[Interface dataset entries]
————————

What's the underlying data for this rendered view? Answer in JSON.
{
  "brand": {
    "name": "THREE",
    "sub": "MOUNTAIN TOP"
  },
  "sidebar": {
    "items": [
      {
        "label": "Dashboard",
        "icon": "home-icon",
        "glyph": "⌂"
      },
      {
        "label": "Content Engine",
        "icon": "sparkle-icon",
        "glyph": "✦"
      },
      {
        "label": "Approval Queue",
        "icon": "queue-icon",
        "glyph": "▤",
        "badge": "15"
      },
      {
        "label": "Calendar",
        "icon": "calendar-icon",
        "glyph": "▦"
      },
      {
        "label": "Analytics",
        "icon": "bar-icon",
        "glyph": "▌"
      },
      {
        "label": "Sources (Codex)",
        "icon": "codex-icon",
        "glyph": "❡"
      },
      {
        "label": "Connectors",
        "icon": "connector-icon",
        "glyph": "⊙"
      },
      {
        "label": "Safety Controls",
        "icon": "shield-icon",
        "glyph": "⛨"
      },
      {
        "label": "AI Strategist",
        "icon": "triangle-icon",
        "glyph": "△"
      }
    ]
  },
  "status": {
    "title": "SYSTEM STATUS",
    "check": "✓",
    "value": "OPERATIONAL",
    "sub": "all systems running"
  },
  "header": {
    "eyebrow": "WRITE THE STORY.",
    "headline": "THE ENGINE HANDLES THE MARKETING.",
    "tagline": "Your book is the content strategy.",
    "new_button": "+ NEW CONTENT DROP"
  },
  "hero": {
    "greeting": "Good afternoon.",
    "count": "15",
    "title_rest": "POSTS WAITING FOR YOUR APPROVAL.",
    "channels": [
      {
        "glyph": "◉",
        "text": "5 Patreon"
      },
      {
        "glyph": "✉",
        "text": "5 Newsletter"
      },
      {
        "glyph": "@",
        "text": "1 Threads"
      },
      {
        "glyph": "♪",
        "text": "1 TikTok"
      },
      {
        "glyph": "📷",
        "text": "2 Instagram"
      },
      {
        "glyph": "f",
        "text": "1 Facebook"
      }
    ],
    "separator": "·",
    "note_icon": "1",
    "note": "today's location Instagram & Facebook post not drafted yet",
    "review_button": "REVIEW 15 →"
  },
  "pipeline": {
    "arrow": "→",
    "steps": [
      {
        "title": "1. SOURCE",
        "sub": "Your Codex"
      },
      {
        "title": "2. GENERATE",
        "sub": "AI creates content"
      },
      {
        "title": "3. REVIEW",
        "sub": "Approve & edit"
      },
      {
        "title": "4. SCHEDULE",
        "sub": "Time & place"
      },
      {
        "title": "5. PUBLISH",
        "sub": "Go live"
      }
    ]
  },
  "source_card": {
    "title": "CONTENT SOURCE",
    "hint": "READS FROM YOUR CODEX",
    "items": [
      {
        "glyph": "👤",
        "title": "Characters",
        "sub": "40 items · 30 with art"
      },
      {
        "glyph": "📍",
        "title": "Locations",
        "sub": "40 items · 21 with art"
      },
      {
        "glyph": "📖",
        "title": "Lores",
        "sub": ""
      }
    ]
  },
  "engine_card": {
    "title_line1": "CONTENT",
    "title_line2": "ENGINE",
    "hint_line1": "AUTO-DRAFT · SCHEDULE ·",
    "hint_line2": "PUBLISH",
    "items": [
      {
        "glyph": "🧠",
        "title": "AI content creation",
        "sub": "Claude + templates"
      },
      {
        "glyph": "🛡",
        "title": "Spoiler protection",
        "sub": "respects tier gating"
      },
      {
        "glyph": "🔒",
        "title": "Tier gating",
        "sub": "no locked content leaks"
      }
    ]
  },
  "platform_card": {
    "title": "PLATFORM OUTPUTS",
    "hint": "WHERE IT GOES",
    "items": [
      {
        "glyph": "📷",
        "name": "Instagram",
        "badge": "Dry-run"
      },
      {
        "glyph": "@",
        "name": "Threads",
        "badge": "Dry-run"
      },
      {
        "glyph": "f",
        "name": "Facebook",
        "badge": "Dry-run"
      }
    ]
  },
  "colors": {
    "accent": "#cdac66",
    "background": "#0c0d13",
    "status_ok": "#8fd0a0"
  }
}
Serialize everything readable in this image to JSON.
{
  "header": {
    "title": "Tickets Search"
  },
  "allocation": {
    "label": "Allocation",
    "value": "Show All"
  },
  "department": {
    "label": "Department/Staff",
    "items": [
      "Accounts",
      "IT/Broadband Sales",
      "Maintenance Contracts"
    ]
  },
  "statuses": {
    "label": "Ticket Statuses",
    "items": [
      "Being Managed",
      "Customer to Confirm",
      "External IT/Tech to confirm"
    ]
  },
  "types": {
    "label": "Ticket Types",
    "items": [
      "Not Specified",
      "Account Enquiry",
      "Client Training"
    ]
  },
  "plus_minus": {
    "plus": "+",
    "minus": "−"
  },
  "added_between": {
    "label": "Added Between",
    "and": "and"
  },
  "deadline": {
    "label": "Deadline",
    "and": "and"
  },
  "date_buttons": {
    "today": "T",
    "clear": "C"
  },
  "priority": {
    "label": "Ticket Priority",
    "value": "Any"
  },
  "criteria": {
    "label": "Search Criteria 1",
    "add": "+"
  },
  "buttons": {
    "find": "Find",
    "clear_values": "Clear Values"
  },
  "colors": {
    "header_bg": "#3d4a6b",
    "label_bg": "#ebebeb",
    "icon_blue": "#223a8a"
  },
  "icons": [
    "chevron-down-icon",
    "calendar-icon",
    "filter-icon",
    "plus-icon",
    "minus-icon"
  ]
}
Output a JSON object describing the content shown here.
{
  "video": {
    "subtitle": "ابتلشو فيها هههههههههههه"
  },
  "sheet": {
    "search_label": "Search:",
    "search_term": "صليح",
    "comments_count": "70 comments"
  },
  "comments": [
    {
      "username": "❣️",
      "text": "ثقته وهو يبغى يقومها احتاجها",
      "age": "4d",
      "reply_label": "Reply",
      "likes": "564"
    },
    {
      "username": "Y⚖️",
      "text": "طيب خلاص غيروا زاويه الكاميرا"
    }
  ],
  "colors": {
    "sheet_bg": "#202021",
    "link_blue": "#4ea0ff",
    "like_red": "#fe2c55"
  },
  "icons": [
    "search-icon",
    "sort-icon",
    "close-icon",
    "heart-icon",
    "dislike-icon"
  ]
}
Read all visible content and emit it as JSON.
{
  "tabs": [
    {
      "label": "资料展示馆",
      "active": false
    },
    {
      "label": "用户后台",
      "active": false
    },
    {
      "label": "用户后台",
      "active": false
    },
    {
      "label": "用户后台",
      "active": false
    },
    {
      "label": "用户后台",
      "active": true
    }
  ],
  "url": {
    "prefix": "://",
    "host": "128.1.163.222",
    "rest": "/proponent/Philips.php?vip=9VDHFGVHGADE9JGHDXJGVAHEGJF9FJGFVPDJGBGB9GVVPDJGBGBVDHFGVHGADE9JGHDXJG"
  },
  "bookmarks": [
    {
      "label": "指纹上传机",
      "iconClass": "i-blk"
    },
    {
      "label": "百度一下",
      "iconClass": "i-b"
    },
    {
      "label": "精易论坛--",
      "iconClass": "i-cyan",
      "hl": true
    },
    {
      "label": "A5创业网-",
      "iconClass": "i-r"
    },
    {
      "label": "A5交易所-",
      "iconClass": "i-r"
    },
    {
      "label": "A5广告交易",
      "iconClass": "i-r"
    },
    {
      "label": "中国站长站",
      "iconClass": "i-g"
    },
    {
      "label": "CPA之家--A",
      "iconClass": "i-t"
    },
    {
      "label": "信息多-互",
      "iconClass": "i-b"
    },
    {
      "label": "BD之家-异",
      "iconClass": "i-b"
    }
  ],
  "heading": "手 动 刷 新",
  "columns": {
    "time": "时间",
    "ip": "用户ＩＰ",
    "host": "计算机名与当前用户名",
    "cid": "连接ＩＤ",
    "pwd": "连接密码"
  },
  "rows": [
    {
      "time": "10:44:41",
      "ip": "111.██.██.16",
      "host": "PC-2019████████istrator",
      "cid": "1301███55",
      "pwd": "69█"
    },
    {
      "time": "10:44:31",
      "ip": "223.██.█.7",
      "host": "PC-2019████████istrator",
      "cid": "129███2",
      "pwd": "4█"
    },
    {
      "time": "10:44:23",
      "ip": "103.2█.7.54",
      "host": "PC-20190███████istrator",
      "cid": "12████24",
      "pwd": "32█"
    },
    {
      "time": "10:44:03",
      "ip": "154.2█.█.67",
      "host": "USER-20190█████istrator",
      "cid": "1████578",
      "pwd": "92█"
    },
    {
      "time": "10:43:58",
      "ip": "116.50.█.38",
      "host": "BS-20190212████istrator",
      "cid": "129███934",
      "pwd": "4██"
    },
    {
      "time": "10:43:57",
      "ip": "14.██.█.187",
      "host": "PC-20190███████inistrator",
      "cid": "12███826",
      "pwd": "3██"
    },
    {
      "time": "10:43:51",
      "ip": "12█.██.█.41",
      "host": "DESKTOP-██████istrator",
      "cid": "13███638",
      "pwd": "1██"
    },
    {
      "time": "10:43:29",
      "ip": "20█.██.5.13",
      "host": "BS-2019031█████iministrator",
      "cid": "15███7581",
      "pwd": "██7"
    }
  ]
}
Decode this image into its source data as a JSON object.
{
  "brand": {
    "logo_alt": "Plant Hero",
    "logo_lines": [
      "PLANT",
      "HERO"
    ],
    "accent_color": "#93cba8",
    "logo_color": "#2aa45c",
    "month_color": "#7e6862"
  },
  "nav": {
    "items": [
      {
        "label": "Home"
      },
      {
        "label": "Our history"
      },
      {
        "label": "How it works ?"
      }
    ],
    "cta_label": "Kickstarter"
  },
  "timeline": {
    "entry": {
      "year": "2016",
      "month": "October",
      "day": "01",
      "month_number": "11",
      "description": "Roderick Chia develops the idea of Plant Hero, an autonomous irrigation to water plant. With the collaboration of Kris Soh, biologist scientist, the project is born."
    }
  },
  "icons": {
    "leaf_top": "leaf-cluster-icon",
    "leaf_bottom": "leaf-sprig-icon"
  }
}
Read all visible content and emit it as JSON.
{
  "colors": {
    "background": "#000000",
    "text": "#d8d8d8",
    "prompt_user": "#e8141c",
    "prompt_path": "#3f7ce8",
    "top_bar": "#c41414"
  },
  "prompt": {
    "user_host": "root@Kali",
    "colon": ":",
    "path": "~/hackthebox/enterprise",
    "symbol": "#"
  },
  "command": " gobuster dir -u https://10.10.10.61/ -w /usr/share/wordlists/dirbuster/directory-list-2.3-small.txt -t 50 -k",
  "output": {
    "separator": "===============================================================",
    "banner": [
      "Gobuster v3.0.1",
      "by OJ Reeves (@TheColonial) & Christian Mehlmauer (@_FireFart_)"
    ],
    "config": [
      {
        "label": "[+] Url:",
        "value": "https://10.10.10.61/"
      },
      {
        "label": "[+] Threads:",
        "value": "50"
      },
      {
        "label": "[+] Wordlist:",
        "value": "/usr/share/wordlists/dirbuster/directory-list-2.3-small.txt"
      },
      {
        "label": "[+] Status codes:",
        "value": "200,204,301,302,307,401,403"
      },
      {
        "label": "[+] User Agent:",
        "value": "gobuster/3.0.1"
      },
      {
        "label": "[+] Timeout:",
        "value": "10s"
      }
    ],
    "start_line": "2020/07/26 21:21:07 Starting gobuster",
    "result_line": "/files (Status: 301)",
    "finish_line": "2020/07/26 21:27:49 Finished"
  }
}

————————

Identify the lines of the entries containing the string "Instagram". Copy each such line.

        "text": "2 Instagram"
    "note": "today's location Instagram & Facebook post not drafted yet",
        "name": "Instagram",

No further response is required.